- 一般社団法人 園芸学会
- The Horticulture Journal (ISSN:21890102)
- pp.OKD-070, (Released:2017-10-12)
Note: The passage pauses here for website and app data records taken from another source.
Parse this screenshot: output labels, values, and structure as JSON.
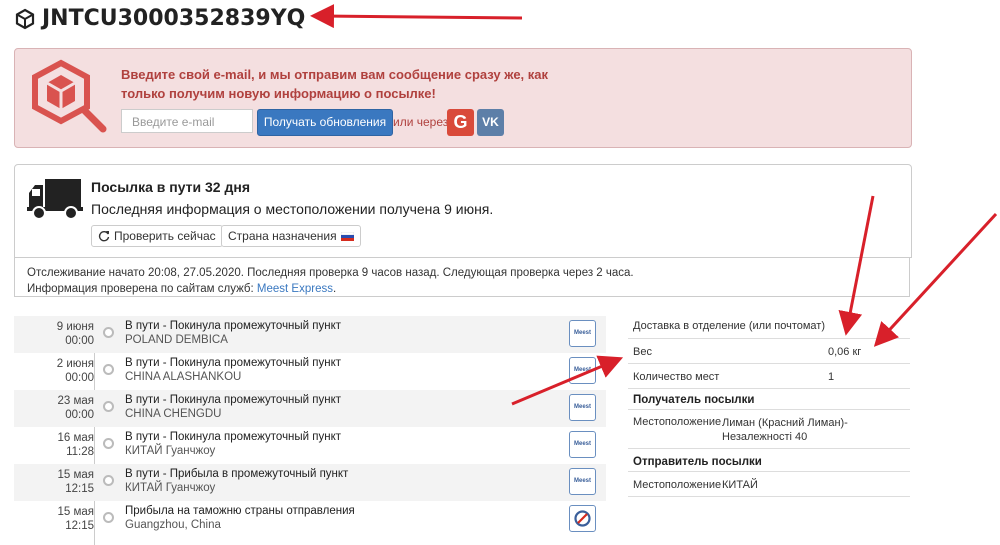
{
  "tracking_number": "JNTCU3000352839YQ",
  "subscribe": {
    "message": "Введите свой e-mail, и мы отправим вам сообщение сразу же, как только получим новую информацию о посылке!",
    "email_placeholder": "Введите e-mail",
    "button_label": "Получать обновления",
    "via_label": "или через",
    "google_label": "G",
    "vk_label": "VK"
  },
  "status": {
    "title": "Посылка в пути 32 дня",
    "subtitle": "Последняя информация о местоположении получена 9 июня.",
    "check_now_label": "Проверить сейчас",
    "destination_label": "Страна назначения"
  },
  "tracking_info": {
    "line1": "Отслеживание начато 20:08, 27.05.2020. Последняя проверка 9 часов назад. Следующая проверка через 2 часа.",
    "line2_prefix": "Информация проверена по сайтам служб:",
    "service_link": "Meest Express",
    "line2_suffix": "."
  },
  "events": [
    {
      "date": "9 июня",
      "time": "00:00",
      "title": "В пути - Покинула промежуточный пункт",
      "location": "POLAND DEMBICA",
      "service_icon": "meest-icon"
    },
    {
      "date": "2 июня",
      "time": "00:00",
      "title": "В пути - Покинула промежуточный пункт",
      "location": "CHINA ALASHANKOU",
      "service_icon": "meest-icon"
    },
    {
      "date": "23 мая",
      "time": "00:00",
      "title": "В пути - Покинула промежуточный пункт",
      "location": "CHINA CHENGDU",
      "service_icon": "meest-icon"
    },
    {
      "date": "16 мая",
      "time": "11:28",
      "title": "В пути - Покинула промежуточный пункт",
      "location": "КИТАЙ Гуанчжоу",
      "service_icon": "meest-icon"
    },
    {
      "date": "15 мая",
      "time": "12:15",
      "title": "В пути - Прибыла в промежуточный пункт",
      "location": "КИТАЙ Гуанчжоу",
      "service_icon": "meest-icon"
    },
    {
      "date": "15 мая",
      "time": "12:15",
      "title": "Прибыла на таможню страны отправления",
      "location": "Guangzhou, China",
      "service_icon": "customs-icon"
    }
  ],
  "details": {
    "delivery_type": "Доставка в отделение (или почтомат)",
    "weight_label": "Вес",
    "weight_value": "0,06 кг",
    "pieces_label": "Количество мест",
    "pieces_value": "1",
    "recipient_heading": "Получатель посылки",
    "recipient_location_label": "Местоположение",
    "recipient_location_value": "Лиман (Красний Лиман)-Незалежності 40",
    "sender_heading": "Отправитель посылки",
    "sender_location_label": "Местоположение",
    "sender_location_value": "КИТАЙ"
  },
  "service_icon_text": "Meest",
  "colors": {
    "alert_bg": "#f4dfe0",
    "alert_text": "#b0413e",
    "primary_button": "#3a78c0",
    "google": "#d94a3a",
    "vk": "#5d7fa8",
    "annotation_arrow": "#d8202a"
  }
}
Formaldehyde (HCHO) absorption capacity (indicating that HCHO was absorbed into foliage) was measured. Then, the metabolism-related substances (glutathione: GSH) and enzymes (glutathione-dependent formaldehyde dehydrogenase: FALDH and formate dehydrogenase: FDH) in the foliage of wild tomato species were investigated histochemically. In the measurement of HCHO absorption capacity, fresh foliage explant, which was placed in a sealed glass container, was treated with the adjusted 5 ppm HCHO from outside. As a result, in Lycopersicon (Solanum) pennellii LA0716, the HCHO concentration in the glass container significantly decreased down to 0.08 ppm, which is a guideline value indicating the safety of indoor air concentration established by the World Health Organization (WHO). On the other hand, the HCHO concentration of L. chilense TOMATO(WILD)94 did not decrease to the guideline value. Therefore, these results showed that LA0716 was an HCHO “high-absorbing” type in terms of capacity to remove HCHO, and TOMATO(WILD)94 was a “low-absorbing” type. An interspecific difference was observed among the wild tomatoes that were used in this study. In addition, changes in localization of HCHO metabolism-related substances and enzyme activity during treatment with HCHO was observed in the HCHO “high-absorbing” type, but was not shown in the HCHO “low-absorbing” type for each passage of time after HCHO treatment. In our study, we showed the possibility that fresh foliage explant in one wild tomato species, L. (S.) pennellii, absorbed and metabolized “toxic” HCHO.